“Oh,” he said, waving his hand toward the sea. “Everybody gets so upset about war, the cruelty of it all, the pain, the destruction. Generally speaking, however, you’re on one side of the advancing army or the other. You can’t have a life without strife. Now, most of us enjoy a life in behalf of someone who died. Hopefully our army was able to make more live per death than their army, but cruelty, pain, destruction–the injustice of war–burns away infestations of injustice so that justice is born anew.”

“So we should wish for war?”

He sighed, “It’s a metaphor, dummy. Warfare and strife is a part of every day life. ‘Real’ warfare is a pedagogue, a headmaster of pain and inevitability, to teach us what it is we are experiencing from the moment our dreams cease until they commence again. And then we lie down to sleep forevermore, joining the chorus of the waters.”

“War is just a metaphor?”

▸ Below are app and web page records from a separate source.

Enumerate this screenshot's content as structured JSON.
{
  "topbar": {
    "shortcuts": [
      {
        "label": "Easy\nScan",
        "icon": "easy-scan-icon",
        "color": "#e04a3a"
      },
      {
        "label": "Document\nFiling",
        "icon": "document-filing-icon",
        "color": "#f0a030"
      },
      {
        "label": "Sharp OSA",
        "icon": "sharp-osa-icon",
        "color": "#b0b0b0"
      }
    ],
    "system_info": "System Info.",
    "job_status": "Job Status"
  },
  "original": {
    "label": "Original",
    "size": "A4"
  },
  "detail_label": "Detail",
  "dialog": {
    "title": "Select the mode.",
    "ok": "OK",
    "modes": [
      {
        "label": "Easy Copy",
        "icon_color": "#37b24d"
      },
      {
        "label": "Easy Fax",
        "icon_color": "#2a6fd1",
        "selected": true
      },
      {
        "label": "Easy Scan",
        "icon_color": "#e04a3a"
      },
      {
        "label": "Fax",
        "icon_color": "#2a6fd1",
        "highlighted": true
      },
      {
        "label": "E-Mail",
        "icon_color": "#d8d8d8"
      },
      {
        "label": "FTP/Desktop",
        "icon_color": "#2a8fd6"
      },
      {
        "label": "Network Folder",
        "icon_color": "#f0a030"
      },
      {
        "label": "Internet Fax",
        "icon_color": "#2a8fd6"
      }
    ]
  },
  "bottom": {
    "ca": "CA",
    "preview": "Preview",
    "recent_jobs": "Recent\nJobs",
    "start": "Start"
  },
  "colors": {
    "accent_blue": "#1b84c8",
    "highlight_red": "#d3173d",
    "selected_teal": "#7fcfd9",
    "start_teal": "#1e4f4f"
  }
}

“Just?” he repeated. “Aren’t you listening? The little indignities of this daily life gather themselves up until they are an army marching from town to town, turning over every stone, smashing down every door, and burning every stump and every field of stubble. Thus it must be; if it is not so, the little indignities persevere, as blight perseveres in the soil over the coldest and cruelest winter. Only all-consuming fire restores the garden. This town, in fact, is built upon heaps of rubble and ash, great kings whose names are forgotten causing men to throw down every stone and every skull because of some forgotten injustice. How much more beautiful are the sunsets from these heights, thanks to the cruelty of war, like the time I accidentally smashed a potted plant at the marketplace!”

“Potted plant?”

“You’re the one who thinks that war is just a metaphor,” he said. “In my own mind I was entirely justified to knock down the potted plant. She had it placed in too precarious a spot, and I refused to replace the pot–neither the plant, be it damned to everlasting perdition–nor did I apologize to that gap-toothed, gray-bearded old lady, wretched beast. She had the nerve to drag me before the magistrate, whereupon I argued my case that I ought to have been able to have had the freedom to move my elbow to acquire the necessary silver from my coin purse in exchange for some delicious dates–and I used every other kind of wince-inducing syntax to make the case that I was too dignified to be brought so low by such a waste of vapors, this market-making she-monster. The magistrate looks at her, looks at me, and says, ‘I find in favor of the plaintiff; moreover, your recalcitrance earns you the opportunity to pay her court fee as well as yours.’ Oh, the indignity!”

“What did you do?”

“I paid the fine,” he said, “and the court fees. What else was I gonna do?” He looked over at me. I was looking at him, waiting for him to impart some profundity. “Drink your wine,” he said. I lifted the skin to my mouth and swallowed. He turned his chair toward me, saying, “Do you get it?”

Continue reading “Heraclitus Fears Not The Reaper”